--- Input Enclosed Below ---

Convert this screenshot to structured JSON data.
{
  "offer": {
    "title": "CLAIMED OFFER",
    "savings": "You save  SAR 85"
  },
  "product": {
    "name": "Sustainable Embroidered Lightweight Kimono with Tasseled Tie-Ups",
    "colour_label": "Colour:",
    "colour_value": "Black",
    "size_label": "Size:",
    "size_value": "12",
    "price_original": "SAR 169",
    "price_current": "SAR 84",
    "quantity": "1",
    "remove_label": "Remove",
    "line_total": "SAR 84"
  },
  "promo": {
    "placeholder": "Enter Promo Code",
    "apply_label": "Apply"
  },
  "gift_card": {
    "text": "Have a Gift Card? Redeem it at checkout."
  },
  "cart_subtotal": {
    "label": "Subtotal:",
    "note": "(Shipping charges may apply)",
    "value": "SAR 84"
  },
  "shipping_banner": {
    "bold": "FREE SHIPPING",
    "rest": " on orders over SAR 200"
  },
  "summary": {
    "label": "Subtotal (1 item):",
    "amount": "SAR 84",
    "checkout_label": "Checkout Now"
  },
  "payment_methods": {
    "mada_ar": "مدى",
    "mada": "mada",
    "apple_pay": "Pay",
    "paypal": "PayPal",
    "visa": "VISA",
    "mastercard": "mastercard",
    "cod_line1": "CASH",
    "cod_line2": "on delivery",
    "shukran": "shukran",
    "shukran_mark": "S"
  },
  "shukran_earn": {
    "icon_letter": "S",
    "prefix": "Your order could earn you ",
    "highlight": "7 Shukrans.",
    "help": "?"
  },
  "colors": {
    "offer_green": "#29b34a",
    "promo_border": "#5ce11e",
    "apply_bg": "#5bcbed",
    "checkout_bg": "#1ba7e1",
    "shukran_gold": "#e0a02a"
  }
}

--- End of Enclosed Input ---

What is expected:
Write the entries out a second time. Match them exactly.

Response to this task:
Convert this screenshot to structured JSON data.
{
  "offer": {
    "title": "CLAIMED OFFER",
    "savings": "You save  SAR 85"
  },
  "product": {
    "name": "Sustainable Embroidered Lightweight Kimono with Tasseled Tie-Ups",
    "colour_label": "Colour:",
    "colour_value": "Black",
    "size_label": "Size:",
    "size_value": "12",
    "price_original": "SAR 169",
    "price_current": "SAR 84",
    "quantity": "1",
    "remove_label": "Remove",
    "line_total": "SAR 84"
  },
  "promo": {
    "placeholder": "Enter Promo Code",
    "apply_label": "Apply"
  },
  "gift_card": {
    "text": "Have a Gift Card? Redeem it at checkout."
  },
  "cart_subtotal": {
    "label": "Subtotal:",
    "note": "(Shipping charges may apply)",
    "value": "SAR 84"
  },
  "shipping_banner": {
    "bold": "FREE SHIPPING",
    "rest": " on orders over SAR 200"
  },
  "summary": {
    "label": "Subtotal (1 item):",
    "amount": "SAR 84",
    "checkout_label": "Checkout Now"
  },
  "payment_methods": {
    "mada_ar": "مدى",
    "mada": "mada",
    "apple_pay": "Pay",
    "paypal": "PayPal",
    "visa": "VISA",
    "mastercard": "mastercard",
    "cod_line1": "CASH",
    "cod_line2": "on delivery",
    "shukran": "shukran",
    "shukran_mark": "S"
  },
  "shukran_earn": {
    "icon_letter": "S",
    "prefix": "Your order could earn you ",
    "highlight": "7 Shukrans.",
    "help": "?"
  },
  "colors": {
    "offer_green": "#29b34a",
    "promo_border": "#5ce11e",
    "apply_bg": "#5bcbed",
    "checkout_bg": "#1ba7e1",
    "shukran_gold": "#e0a02a"
  }
}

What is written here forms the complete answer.